In the face of the crusade on football, the Heads Up Football Program has come to life to improve the safety of the game. Often forgotten in the football debate are the fundamentals of the game. The Heads Up program has partnered with thousands of teams and coaches across the country to teach the proper tackling techniques to help players play safer. It’s no wonder players suffer from head injuries when you see defenders flying through the field tackling with their helmets first. “Young players need to be taught the fundamentals of the game,” said senior football player Ryan Durburg, “If kids know how to properly play the game, then they will be safer and be prepared for future levels of football.” With drastic safety improvements from new helmets and proper form, the game of football can be safe despite its reputation as a dangerous sport. Instead of banning the game altogether, coaches, players, and parents should work on implementing the game as it’s meant to be played.   

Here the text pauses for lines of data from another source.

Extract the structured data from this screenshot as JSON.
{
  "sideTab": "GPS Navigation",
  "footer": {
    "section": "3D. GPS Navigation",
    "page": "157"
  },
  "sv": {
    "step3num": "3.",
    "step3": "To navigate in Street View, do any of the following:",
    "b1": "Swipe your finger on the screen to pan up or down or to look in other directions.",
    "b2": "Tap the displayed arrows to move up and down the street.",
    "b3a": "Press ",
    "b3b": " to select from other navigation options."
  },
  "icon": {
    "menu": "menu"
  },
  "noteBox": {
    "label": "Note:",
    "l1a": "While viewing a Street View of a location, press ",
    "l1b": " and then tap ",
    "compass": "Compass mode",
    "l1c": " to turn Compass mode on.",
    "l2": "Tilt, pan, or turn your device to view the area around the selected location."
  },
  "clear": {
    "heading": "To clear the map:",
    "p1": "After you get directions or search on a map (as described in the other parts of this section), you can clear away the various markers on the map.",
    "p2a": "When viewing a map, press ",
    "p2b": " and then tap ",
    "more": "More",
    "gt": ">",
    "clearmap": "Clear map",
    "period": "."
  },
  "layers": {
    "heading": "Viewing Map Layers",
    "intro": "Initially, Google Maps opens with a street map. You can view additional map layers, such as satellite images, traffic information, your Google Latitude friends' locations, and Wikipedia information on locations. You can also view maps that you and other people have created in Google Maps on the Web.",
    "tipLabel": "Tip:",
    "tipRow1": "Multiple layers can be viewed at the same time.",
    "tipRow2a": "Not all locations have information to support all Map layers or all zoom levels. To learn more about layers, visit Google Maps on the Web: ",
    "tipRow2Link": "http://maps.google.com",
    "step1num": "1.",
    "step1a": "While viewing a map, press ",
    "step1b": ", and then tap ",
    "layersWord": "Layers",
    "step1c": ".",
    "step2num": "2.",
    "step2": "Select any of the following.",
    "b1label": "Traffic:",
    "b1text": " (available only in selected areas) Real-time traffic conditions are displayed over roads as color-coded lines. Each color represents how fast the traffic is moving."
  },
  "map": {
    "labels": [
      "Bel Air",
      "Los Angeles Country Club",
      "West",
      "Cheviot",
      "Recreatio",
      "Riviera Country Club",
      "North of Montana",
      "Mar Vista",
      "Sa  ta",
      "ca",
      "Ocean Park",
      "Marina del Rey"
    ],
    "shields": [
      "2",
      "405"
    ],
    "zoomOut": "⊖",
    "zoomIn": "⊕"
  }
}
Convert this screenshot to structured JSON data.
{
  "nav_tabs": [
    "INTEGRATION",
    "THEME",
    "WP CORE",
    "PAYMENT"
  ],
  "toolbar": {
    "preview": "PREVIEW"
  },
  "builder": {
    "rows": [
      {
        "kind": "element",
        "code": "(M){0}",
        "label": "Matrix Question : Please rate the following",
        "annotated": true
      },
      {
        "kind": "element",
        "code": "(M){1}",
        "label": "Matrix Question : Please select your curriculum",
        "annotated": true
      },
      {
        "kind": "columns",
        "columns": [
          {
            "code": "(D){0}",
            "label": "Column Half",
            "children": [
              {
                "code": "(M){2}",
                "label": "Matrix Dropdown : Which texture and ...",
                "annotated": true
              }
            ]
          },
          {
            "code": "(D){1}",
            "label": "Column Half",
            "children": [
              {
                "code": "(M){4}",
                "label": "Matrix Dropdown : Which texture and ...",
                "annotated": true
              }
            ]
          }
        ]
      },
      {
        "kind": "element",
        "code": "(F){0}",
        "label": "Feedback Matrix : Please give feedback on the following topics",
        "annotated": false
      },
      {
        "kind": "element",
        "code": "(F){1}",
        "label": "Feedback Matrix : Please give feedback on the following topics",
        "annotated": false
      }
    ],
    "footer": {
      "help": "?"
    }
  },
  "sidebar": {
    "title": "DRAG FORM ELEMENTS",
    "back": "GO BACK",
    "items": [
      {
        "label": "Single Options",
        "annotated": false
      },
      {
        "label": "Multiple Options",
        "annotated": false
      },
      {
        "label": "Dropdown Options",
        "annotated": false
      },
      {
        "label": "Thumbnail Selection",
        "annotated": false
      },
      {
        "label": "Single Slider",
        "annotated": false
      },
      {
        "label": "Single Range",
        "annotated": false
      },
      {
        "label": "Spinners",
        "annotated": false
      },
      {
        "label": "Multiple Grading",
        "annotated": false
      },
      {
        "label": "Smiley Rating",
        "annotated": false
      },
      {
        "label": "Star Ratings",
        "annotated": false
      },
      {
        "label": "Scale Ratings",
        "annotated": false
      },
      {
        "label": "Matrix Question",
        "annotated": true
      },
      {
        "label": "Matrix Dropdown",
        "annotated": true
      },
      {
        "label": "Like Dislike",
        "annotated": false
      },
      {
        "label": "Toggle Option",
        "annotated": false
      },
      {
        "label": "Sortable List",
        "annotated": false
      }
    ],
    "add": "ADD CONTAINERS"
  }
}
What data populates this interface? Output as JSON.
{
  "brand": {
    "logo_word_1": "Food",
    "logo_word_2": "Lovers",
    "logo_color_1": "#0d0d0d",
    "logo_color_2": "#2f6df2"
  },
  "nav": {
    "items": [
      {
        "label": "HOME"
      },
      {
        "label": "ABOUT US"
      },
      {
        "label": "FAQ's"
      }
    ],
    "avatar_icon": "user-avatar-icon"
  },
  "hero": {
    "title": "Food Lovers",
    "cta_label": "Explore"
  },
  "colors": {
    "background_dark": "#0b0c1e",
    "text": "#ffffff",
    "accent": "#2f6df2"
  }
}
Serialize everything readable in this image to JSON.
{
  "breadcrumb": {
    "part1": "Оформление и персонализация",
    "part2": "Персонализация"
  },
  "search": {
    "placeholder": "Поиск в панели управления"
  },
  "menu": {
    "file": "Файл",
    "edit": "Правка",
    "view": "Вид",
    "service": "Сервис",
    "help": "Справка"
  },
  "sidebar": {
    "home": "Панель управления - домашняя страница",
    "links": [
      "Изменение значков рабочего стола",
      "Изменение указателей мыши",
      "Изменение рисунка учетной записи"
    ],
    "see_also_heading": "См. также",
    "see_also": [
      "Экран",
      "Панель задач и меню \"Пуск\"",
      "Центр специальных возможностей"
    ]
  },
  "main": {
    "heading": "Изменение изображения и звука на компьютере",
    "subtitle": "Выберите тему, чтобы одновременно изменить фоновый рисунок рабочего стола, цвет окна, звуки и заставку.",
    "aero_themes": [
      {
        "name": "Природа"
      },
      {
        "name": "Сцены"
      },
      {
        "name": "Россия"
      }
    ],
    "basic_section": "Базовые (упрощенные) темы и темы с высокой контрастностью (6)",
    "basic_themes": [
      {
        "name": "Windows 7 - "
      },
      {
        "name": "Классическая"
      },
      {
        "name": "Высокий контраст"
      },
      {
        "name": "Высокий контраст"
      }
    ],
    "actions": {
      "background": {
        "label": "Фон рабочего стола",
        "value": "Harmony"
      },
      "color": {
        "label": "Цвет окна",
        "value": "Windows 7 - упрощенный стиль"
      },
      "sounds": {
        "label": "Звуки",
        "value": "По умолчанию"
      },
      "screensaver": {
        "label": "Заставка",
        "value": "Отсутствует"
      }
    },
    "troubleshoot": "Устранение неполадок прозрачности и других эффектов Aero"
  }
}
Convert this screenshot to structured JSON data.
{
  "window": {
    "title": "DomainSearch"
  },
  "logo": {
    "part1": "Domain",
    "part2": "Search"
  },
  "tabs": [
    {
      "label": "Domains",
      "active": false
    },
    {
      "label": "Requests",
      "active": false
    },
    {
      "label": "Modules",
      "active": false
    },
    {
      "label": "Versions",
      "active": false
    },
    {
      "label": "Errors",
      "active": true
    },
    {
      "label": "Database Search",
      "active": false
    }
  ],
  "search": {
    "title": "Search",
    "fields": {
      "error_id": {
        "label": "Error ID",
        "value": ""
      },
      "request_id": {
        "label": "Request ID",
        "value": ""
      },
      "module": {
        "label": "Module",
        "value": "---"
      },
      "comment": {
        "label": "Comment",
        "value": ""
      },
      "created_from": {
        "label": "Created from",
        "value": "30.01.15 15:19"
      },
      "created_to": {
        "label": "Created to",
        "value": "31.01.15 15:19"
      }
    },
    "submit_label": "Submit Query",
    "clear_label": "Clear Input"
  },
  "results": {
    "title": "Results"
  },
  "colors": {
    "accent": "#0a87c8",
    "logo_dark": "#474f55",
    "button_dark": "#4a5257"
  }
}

Many of the things we choose to do are inherently dangerous. Many Americans choose to drink alcohol, use drugs, text and drive, and more. We are always at risk of injury or death in the things we do, but we choose to do them because we enjoy it. I’m sure there are many kids out there that love football and want to play the game. Yes, the game can be rough and there is merit to the brain injury studies; however, these studies focus on NFL players’ brains and not those of youth players. At this point, there are no conclusions that playing football at a young age is associated with traumatic brain injuries down the road. Additionally, it should not be up to the government to make lifestyle choices for players and their families. I spoke with Lake Forest linebacker John Deering about the bill and he echoed the same sentiment. There are plenty of things I would love for the government to ban, but in this country we still have the right to follow our passions and our dreams despite what others think. Getting in the way of a family and player’s decision to play or not to play is a clear example of impeding people’s ability to follow their passions to their fullest.

In the next decade, high school football–and the coinciding involvement of high school-aged student-athletes within it–will change dramatically. As the popularity of the sport dwindles because of issues like CTE and acts like the one proposed by Carol Sente, high schools will now longer boast football as its flagship program. Additionally, because of the previously mentioned decrease in numbers, a descent in school-sanctioned programs–especially those from schools that are not perennially successful in football–will soon follow. Perhaps the future football will look a lot like high school hockey’s current state, one where school districts or nearby high schools combine to form one unified team due to a lack of participants. Ultimately, we will look on today’s day and age, a time when football is still king in high school sports, and fondly remember them as the good old days of yesteryear. Unfortunately, the popularity of football as a desired sport, perhaps the desired sport,  among America’s youth is on its way out.  The lessons coveted by many, rooted in toughness and character, composure and camaraderie, will need a new conduit for young, competitive, disciplined boys.

I understand where the Dave Duerson Act is coming from. There is validity in the brain issues down the road, especially at the college and professional level, but if the game is played the right way there’s no reason it can’t be safe for young people. Across the country, youngs kids benefit from the game immensely, as they learn about valuable skills that will help them as people in the future. In a day and age where opinions spread like wildfire, it is important that we think about the entire situation first before enacting legislation that could cause more problems than the one that currently exists.